* [Work request] Nothing should appear in the answer except the lines from the one containing "Read all visible content and emit it as JSON." through the end of the listing, repeated exactly.

Segment Open

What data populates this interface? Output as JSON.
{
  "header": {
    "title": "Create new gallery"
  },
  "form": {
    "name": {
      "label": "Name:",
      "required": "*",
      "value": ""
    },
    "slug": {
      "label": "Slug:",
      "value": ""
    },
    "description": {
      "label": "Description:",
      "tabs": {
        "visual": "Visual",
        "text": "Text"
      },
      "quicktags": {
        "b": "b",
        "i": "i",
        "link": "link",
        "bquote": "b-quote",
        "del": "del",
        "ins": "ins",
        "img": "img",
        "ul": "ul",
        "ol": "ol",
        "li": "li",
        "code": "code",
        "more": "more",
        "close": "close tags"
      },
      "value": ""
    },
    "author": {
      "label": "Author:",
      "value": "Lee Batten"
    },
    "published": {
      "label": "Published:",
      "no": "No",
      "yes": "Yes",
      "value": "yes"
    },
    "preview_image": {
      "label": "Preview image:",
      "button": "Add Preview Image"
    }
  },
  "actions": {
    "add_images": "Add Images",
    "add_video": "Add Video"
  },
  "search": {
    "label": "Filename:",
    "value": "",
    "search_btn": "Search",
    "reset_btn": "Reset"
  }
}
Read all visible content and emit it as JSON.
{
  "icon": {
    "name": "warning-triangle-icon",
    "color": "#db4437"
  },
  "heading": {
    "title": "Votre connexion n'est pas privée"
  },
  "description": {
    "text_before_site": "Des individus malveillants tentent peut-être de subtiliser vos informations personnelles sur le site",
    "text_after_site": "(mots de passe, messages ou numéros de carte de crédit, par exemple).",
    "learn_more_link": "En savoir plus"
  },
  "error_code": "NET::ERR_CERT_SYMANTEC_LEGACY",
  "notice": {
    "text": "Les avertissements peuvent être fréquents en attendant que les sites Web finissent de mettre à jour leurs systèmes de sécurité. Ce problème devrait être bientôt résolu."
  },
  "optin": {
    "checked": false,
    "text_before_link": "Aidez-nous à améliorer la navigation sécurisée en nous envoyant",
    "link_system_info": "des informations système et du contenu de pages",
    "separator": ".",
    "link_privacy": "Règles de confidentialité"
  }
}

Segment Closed

* [Answer area]
Read all visible content and emit it as JSON.
{
  "icon": {
    "name": "warning-triangle-icon",
    "color": "#db4437"
  },
  "heading": {
    "title": "Votre connexion n'est pas privée"
  },
  "description": {
    "text_before_site": "Des individus malveillants tentent peut-être de subtiliser vos informations personnelles sur le site",
    "text_after_site": "(mots de passe, messages ou numéros de carte de crédit, par exemple).",
    "learn_more_link": "En savoir plus"
  },
  "error_code": "NET::ERR_CERT_SYMANTEC_LEGACY",
  "notice": {
    "text": "Les avertissements peuvent être fréquents en attendant que les sites Web finissent de mettre à jour leurs systèmes de sécurité. Ce problème devrait être bientôt résolu."
  },
  "optin": {
    "checked": false,
    "text_before_link": "Aidez-nous à améliorer la navigation sécurisée en nous envoyant",
    "link_system_info": "des informations système et du contenu de pages",
    "separator": ".",
    "link_privacy": "Règles de confidentialité"
  }
}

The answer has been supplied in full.